The story, which should have been immediately trounced by the ruling government of ‘tolerant, welcoming, multicultural Malaysia,’ instead made it to multiple international news outlets.

One wonders why such calls for bans or cancellations couldn’t be made at the time these artists apply for concert permits (long before the event), not days or weeks before the concert itself, or why the complaints cannot be communicated internally, rather than broadcast to the media.


The answer, of course, is that it’s obviously a political move designed to both appeal to PAS’s conservative base of voters and to level criticism at the ruling government. However, this has happened repeatedly in recent months, with everything from Swatch watches to Coldplay to Billie Eilish… and it always makes news outside of Malaysia and paints the country in a negative light – often unnecessarily so, because Malaysians are predominantly a diverse, friendly, and welcoming people.

Tourism is a highly competitive field, and it’s an industry of incredible importance to a lot of countries, Malaysia included. (Tourism receipts account for nearly 15% of Malaysia’s GDP, not including the spillover effect to other industries.) The Tourism Ministry here has emphasised its record-breaking tourist arrivals goals for 2024, and with ‘Visit Malaysia Year’ on tap for 2026, making good policy decisions with regard to tourism is more important than ever. Authorities can’t just announce these big goals, say they’re working to make Malaysia the ‘destination of choice,’ and then not take real steps to see them through to fruition.

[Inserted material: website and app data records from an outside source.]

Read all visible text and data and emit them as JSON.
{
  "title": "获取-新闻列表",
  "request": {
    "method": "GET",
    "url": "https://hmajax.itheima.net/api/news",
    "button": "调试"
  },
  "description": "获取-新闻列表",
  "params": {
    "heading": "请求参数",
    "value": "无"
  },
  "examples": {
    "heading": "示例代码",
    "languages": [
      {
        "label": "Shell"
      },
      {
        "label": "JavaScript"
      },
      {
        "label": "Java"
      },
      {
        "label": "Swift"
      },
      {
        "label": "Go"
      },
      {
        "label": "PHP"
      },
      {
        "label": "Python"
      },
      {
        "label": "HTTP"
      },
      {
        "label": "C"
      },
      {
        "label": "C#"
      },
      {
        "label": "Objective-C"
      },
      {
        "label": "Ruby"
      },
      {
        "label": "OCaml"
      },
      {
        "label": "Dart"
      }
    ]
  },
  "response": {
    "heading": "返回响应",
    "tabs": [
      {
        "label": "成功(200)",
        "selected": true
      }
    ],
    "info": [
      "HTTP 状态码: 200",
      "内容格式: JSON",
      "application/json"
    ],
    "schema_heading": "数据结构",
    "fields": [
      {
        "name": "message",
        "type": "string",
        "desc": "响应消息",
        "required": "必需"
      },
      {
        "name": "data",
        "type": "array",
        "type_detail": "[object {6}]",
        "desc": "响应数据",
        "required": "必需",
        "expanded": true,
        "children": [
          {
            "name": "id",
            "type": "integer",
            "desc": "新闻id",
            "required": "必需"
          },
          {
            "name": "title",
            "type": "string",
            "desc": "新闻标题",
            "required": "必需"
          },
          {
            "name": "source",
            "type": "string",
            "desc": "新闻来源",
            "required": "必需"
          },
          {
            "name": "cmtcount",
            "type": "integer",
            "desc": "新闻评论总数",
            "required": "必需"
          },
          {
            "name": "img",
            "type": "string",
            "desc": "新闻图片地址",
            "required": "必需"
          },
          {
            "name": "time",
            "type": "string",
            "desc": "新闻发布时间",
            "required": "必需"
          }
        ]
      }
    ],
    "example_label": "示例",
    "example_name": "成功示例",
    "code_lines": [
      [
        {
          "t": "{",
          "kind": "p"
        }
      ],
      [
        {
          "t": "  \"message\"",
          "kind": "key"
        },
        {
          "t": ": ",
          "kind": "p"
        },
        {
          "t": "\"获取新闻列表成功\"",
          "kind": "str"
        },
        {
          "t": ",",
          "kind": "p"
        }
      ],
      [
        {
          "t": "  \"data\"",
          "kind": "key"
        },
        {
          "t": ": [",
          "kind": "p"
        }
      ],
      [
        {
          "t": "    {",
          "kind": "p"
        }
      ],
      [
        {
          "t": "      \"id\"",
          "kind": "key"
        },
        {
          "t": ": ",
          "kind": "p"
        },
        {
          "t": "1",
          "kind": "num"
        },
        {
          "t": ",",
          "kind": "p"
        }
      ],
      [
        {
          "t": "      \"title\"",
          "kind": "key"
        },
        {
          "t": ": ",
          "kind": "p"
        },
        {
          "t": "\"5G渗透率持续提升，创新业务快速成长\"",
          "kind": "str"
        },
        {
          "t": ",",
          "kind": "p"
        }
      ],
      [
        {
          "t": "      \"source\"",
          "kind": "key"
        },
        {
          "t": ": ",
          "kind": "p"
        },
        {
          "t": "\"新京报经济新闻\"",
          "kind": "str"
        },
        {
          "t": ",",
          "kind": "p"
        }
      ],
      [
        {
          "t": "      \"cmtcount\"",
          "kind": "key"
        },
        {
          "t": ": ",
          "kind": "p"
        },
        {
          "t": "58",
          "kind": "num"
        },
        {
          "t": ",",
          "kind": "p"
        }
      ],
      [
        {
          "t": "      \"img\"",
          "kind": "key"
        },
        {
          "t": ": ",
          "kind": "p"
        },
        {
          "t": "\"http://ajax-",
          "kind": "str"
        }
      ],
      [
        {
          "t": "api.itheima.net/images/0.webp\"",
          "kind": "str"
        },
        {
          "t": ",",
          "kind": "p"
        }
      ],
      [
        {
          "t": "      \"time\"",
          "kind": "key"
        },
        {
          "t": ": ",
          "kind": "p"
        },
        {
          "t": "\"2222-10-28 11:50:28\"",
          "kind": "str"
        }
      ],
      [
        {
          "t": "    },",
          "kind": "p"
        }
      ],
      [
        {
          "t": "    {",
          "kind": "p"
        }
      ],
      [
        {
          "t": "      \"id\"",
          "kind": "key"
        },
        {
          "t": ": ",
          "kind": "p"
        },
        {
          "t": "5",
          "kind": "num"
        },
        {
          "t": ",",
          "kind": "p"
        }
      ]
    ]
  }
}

People clearly have a whole world of choices when it comes to where they will visit and where they will spend their money. Enacting favourable tax policies, creating more welcoming initiatives, ensuring ease of access, and curtailing reports that cast Malaysia as an intolerant country are all things that can and should be done to get the country closer to hitting those ambitious tourism goals for 2024 and beyond.

"ExpatGo welcomes and encourages comments, input, and divergent opinions. However, we kindly request that you use suitable language in your comments, and refrain from any sort of personal attack, hate speech, or disparaging rhetoric. Comments not in line with this are subject to removal from the site. "


Click to comment

Most Popular

To Top